### Entries provided ###

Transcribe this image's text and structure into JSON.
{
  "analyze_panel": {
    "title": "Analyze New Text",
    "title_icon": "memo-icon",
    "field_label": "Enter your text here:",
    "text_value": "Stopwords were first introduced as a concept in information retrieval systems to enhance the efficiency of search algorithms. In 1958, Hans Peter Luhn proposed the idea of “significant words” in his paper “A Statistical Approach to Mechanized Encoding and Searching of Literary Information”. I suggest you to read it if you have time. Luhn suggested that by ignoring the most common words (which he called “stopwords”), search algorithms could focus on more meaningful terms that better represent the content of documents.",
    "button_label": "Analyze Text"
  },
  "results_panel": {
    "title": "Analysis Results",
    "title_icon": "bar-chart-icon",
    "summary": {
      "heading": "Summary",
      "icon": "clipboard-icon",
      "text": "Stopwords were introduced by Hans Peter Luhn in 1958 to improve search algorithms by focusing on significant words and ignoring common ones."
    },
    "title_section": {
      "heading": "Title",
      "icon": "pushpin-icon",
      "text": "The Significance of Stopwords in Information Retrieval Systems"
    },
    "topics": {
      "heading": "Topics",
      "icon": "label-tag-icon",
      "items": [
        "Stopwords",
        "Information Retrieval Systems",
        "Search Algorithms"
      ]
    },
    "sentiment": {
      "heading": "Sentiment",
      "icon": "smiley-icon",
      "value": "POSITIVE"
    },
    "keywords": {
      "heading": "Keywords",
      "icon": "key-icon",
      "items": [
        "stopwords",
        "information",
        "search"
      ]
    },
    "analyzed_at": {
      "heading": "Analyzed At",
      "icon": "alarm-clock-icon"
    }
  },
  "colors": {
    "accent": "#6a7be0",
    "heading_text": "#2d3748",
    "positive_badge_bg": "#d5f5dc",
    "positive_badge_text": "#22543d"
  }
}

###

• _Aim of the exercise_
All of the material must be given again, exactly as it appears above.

• _Solution_
Transcribe this image's text and structure into JSON.
{
  "analyze_panel": {
    "title": "Analyze New Text",
    "title_icon": "memo-icon",
    "field_label": "Enter your text here:",
    "text_value": "Stopwords were first introduced as a concept in information retrieval systems to enhance the efficiency of search algorithms. In 1958, Hans Peter Luhn proposed the idea of “significant words” in his paper “A Statistical Approach to Mechanized Encoding and Searching of Literary Information”. I suggest you to read it if you have time. Luhn suggested that by ignoring the most common words (which he called “stopwords”), search algorithms could focus on more meaningful terms that better represent the content of documents.",
    "button_label": "Analyze Text"
  },
  "results_panel": {
    "title": "Analysis Results",
    "title_icon": "bar-chart-icon",
    "summary": {
      "heading": "Summary",
      "icon": "clipboard-icon",
      "text": "Stopwords were introduced by Hans Peter Luhn in 1958 to improve search algorithms by focusing on significant words and ignoring common ones."
    },
    "title_section": {
      "heading": "Title",
      "icon": "pushpin-icon",
      "text": "The Significance of Stopwords in Information Retrieval Systems"
    },
    "topics": {
      "heading": "Topics",
      "icon": "label-tag-icon",
      "items": [
        "Stopwords",
        "Information Retrieval Systems",
        "Search Algorithms"
      ]
    },
    "sentiment": {
      "heading": "Sentiment",
      "icon": "smiley-icon",
      "value": "POSITIVE"
    },
    "keywords": {
      "heading": "Keywords",
      "icon": "key-icon",
      "items": [
        "stopwords",
        "information",
        "search"
      ]
    },
    "analyzed_at": {
      "heading": "Analyzed At",
      "icon": "alarm-clock-icon"
    }
  },
  "colors": {
    "accent": "#6a7be0",
    "heading_text": "#2d3748",
    "positive_badge_bg": "#d5f5dc",
    "positive_badge_text": "#22543d"
  }
}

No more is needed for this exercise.